(REQUIRED WORK)
Where in the records does the word "quick" occur? Copy each line in which it does.

(EXERCISE DATA)

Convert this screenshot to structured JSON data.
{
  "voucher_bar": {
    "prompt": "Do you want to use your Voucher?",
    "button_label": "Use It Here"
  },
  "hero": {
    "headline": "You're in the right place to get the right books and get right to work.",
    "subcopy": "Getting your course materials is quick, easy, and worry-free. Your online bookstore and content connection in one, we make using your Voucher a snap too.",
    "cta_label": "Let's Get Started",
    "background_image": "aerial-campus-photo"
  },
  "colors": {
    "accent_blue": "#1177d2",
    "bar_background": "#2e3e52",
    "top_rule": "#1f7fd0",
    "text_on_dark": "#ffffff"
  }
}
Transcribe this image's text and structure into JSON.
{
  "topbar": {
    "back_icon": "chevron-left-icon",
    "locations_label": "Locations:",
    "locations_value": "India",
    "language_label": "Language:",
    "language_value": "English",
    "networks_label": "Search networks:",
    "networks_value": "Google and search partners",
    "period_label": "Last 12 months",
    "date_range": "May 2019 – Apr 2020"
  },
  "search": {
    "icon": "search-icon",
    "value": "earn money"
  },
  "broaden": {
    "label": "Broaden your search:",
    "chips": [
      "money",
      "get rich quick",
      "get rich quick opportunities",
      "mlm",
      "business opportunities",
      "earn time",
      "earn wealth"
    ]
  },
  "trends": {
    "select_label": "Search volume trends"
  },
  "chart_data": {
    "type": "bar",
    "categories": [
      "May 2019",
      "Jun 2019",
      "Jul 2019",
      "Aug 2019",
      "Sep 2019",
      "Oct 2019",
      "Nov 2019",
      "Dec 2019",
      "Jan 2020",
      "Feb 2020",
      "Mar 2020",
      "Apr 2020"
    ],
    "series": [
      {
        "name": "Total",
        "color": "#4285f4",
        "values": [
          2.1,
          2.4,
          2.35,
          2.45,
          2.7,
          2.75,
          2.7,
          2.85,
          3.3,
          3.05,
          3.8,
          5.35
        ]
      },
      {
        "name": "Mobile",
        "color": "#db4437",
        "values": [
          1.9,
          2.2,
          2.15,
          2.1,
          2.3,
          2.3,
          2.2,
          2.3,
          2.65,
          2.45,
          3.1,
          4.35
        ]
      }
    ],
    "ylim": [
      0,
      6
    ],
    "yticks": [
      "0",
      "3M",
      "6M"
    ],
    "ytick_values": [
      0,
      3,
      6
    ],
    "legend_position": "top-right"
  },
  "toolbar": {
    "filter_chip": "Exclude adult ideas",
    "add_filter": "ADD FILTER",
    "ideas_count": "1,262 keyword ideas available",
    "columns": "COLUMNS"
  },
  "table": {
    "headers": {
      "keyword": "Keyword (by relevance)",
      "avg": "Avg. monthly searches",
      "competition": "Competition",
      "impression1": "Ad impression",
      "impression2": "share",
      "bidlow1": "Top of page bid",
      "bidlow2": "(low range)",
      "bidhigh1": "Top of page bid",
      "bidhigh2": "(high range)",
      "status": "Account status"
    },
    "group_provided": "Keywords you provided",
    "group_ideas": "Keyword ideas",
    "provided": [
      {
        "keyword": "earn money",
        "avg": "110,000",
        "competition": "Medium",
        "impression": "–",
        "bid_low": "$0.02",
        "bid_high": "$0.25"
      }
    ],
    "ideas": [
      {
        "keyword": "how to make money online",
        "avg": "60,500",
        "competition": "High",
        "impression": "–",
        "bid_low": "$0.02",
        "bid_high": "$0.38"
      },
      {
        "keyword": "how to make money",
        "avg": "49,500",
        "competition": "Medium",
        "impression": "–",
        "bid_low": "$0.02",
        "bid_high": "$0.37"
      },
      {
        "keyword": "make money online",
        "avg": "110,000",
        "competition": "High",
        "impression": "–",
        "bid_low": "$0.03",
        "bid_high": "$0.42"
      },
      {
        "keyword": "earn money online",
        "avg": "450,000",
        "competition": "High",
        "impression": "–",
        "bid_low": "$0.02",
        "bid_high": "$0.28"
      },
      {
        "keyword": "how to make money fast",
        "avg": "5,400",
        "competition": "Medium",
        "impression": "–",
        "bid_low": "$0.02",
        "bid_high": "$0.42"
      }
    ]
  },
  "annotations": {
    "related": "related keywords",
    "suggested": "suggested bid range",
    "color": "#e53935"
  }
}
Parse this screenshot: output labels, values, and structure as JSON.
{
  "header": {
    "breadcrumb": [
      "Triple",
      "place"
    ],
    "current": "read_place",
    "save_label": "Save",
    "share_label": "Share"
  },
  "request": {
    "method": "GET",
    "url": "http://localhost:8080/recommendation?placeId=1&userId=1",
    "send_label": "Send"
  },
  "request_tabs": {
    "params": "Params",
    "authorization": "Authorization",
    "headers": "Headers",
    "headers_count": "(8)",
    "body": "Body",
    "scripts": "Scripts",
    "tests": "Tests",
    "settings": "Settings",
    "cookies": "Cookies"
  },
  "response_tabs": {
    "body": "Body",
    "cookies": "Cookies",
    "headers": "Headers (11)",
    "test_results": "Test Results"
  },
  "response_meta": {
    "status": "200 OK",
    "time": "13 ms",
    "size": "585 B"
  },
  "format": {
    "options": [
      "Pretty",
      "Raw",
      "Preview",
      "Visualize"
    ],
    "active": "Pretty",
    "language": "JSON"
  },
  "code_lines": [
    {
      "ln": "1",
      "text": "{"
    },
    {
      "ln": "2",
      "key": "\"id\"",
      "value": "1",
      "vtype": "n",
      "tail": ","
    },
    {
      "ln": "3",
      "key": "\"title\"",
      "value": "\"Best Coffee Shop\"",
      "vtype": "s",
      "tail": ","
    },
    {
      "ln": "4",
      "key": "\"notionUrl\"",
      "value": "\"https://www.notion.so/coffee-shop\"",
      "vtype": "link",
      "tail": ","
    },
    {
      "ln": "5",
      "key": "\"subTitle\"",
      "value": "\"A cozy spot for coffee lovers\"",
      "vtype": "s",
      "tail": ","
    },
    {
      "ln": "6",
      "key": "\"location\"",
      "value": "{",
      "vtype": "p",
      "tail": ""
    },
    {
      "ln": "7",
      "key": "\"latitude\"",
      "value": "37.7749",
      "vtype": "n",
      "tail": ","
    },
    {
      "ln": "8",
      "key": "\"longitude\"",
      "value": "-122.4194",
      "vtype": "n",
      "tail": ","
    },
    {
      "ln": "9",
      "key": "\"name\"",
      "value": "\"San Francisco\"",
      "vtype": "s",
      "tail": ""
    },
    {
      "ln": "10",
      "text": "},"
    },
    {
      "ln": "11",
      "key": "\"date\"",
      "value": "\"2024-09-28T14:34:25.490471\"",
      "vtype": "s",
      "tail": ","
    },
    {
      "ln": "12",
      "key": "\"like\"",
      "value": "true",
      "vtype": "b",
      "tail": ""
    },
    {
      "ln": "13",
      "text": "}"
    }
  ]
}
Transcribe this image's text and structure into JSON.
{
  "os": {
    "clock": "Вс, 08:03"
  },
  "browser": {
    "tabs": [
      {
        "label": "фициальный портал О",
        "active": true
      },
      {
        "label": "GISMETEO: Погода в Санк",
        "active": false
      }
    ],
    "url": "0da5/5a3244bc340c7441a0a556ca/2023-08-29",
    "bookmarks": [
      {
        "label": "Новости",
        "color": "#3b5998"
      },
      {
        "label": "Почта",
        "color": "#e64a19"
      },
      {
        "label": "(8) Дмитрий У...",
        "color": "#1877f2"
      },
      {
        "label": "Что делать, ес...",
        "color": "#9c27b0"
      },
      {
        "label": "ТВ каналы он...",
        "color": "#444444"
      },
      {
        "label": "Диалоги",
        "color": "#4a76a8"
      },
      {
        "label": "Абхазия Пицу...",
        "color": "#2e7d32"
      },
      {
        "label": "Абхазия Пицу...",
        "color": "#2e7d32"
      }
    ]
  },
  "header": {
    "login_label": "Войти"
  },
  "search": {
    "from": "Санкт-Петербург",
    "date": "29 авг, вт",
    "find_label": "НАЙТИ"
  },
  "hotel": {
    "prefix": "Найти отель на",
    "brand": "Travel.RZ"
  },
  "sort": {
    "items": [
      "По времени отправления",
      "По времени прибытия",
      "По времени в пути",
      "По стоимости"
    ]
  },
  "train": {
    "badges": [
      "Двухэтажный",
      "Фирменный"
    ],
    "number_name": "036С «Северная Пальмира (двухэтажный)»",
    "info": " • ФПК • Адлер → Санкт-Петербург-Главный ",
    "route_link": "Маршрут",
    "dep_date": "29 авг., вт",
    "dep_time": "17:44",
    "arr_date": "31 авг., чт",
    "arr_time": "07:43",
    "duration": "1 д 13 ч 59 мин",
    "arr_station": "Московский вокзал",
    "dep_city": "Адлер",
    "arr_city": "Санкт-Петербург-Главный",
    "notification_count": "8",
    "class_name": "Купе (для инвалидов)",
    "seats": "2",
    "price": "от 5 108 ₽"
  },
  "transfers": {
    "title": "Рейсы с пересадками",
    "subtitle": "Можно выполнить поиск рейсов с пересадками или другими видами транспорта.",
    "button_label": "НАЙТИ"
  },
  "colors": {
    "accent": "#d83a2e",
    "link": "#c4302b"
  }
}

(TASK SOLUTION)
    "subcopy": "Getting your course materials is quick, easy, and worry-free. Your online bookstore and content connection in one, we make using your Voucher a snap too.",
      "get rich quick",
      "get rich quick opportunities",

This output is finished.